No military family, whether hetero- or homosexual should be denied benefits because of outdated regulations.
Nearly 16 months after the Pentagon ended the ban on openly gay men and women serving in the US military, it is now ready to grant certain benefits to same-sex partners of those serving. Although a final decision has not been made concerning which benefits will be made available, officials say Defense Secretary Leon Panetta is considering the issue, and the benefits to be extended may include “access to the on-base commissary and other military subsidized stores,” there is also the possibility that some health and welfare programs that were previously not available to same-sex partners of military personnel will become so.
The Associated Press reports,
Panetta must walk a fine, legal line. While there has been increased pressure on the Pentagon to extend some benefits to same-sex partners, defense officials must be careful not to violate the 1996 Defense of Marriage Act, or DOMA. The federal law forbids the federal government from recognizing any marriage other than those between a man and a woman.
Officials have said there are still last-minute discussions going on to determine legal details, and that the military will most likely require documentation that designates the “military member’s partner as a legitimate recipient” of any benefits determined to be available to same-sex partners. They also expect to begin issuing identification cards of some type to same-sex partners of military personnel which would give them access to military installations and programs. Until now same-sex partners have been denied military identification that granted them access to bases and military events.
This decision comes after President Obama has openly supported gay rights and called for sweeping changes to the way homosexuals are treated in the US. He said in his inaugural address, “Our journey is not complete until our gay brothers and sisters are treated like anyone else under the law — for if we are truly created equal, then surely the love we commit to one another must be equal as well.”
Also, last year the top Democrat on the House Armed Services Committee, Representative Adam Smith of Washington state, introduced a bill that would give benefits to same-sex spouses of both military personnel and veterans. This legislation would require both the Defense Department and the Veterans Affairs Department to “recognize any marriage that has been recognized by a state, the District of Columbia, commonwealths or territories.” Smith asserts that with gays now being allowed to serve openly in the armed forces, their spouses should receive the same benefits as heterosexual spouses of military personnel. He said, “Building on the repeal of ‘don’t ask, don’t tell,’ this is another big step toward full equality in the military. No individual should be deprived of the benefits they have earned simply because of who they have married.”
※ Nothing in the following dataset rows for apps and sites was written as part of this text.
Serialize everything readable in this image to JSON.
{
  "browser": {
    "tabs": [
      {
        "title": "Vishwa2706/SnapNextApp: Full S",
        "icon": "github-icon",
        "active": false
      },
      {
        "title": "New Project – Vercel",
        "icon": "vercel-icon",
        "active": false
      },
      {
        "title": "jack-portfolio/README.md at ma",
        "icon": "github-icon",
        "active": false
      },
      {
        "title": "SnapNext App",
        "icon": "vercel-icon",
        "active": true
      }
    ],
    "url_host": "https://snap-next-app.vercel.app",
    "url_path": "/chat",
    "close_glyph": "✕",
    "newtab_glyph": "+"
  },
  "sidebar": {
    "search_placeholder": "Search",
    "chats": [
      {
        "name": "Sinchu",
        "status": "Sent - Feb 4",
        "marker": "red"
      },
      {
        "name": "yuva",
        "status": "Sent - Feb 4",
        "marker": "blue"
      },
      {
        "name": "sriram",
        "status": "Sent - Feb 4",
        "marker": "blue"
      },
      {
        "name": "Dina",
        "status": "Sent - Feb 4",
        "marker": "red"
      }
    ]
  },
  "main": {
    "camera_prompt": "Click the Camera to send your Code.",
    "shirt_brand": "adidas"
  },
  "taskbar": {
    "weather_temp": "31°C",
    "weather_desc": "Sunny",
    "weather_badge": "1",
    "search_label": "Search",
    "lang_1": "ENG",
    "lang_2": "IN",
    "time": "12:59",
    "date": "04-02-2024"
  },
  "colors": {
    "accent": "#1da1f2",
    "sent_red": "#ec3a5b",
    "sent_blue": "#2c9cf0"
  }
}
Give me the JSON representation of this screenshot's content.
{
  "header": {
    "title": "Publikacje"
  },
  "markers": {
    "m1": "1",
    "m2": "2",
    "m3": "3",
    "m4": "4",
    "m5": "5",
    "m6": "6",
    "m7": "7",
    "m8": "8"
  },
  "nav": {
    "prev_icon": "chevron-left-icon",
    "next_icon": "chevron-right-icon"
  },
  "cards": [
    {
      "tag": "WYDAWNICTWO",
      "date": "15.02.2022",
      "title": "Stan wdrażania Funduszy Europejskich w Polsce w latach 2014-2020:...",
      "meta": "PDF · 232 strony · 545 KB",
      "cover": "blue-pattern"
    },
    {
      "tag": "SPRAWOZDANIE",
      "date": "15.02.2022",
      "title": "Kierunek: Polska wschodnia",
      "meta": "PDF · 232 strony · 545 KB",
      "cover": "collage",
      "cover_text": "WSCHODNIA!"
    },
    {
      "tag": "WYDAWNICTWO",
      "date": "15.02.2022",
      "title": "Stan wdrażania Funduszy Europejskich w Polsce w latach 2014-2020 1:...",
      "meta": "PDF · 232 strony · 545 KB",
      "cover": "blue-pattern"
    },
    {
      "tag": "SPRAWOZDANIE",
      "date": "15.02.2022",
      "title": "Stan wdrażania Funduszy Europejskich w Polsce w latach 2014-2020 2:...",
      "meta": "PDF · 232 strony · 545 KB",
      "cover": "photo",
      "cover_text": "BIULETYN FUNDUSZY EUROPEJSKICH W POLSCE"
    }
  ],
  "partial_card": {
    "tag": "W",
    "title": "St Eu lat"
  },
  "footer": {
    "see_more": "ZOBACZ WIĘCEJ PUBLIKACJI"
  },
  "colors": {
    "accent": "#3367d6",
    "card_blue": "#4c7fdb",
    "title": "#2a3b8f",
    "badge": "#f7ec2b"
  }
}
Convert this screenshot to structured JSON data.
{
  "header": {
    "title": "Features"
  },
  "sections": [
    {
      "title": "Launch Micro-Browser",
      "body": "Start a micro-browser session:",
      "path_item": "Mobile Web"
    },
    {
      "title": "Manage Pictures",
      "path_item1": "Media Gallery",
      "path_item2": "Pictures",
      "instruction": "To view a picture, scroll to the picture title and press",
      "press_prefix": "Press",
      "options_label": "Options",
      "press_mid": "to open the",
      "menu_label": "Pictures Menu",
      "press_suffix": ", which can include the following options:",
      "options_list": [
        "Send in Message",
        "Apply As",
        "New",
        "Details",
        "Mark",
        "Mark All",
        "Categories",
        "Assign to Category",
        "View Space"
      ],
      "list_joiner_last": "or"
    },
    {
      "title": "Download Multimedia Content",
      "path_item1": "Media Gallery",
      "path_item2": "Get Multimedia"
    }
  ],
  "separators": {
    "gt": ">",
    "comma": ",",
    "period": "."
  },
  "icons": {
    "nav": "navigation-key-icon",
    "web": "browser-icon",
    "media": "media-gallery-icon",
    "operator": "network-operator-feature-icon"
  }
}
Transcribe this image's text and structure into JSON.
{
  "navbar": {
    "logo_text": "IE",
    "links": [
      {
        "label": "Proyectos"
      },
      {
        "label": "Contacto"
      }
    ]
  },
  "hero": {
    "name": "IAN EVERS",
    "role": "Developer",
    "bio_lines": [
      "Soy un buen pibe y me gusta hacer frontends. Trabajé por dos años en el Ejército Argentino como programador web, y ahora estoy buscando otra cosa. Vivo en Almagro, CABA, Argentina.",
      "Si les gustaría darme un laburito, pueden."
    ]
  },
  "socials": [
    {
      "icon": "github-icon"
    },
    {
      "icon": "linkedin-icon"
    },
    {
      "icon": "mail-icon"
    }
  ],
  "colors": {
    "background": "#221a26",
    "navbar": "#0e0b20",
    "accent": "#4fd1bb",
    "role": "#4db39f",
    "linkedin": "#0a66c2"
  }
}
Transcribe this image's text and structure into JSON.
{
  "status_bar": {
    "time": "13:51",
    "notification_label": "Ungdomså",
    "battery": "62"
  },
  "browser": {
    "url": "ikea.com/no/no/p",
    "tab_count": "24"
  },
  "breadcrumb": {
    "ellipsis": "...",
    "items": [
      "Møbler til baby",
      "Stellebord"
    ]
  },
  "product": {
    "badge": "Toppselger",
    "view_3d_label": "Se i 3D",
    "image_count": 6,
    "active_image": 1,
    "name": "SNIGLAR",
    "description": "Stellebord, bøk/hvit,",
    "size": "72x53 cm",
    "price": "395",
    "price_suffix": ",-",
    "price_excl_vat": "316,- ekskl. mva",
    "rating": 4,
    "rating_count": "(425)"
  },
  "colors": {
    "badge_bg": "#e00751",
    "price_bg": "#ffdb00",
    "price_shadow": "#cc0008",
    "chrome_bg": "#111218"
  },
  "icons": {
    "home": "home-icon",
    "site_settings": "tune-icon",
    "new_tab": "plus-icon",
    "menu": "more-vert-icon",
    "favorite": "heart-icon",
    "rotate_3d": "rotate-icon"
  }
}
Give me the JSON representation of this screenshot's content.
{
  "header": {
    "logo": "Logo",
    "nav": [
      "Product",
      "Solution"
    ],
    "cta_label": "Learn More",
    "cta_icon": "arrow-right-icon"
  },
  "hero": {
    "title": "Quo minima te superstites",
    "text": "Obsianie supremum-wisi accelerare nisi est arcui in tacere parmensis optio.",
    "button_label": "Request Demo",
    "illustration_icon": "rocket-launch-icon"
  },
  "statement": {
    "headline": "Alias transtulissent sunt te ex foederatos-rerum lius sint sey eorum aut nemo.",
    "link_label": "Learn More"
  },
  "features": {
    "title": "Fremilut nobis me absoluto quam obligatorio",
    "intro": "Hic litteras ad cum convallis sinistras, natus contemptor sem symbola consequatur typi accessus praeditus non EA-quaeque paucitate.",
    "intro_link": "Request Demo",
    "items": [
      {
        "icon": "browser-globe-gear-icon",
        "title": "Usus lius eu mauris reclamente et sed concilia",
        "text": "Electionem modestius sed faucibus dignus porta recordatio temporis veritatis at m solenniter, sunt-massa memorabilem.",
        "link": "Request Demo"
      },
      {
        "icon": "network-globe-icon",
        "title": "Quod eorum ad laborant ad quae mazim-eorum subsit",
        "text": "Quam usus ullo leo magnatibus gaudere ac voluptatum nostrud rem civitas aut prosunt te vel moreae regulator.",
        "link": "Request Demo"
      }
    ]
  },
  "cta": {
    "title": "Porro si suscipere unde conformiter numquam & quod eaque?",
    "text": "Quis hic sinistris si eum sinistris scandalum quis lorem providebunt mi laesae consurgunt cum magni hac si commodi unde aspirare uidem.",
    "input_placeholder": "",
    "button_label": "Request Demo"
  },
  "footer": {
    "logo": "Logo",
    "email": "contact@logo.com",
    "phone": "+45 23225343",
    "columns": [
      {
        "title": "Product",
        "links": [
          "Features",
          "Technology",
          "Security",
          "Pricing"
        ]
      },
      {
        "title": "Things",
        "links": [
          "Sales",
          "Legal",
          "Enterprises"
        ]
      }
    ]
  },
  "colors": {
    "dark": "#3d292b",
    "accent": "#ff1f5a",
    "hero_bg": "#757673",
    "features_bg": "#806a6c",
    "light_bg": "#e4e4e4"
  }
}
Although the Pentagon has been reviewing the policies and procedures surrounding benefits for same-sex partners since the repeal of “don’t ask, don’t tell” in September, 2011, they have to be cautious about violating DOMA. However, the Supreme Court is expected to rule in June on the constitutionality of DOMA, and if they find it to be unconstitutional it may open up the possibility of same-sex partners becoming eligible for the same benefits afforded to heterosexual military spouses.
However, some advocacy groups argue that there are any number of administrative steps the Pentagon can take that will not violate DOMA but would still treat same-sex military couples more fairly. The president of the American Military Partner Association, Stephen Peters said, “Considering DADT was repealed well over a year ago, our families have waited far too long for the Defense Department to extend benefits to same-sex military spouses.”
The announcement from the Pentagon should be made within the next few days.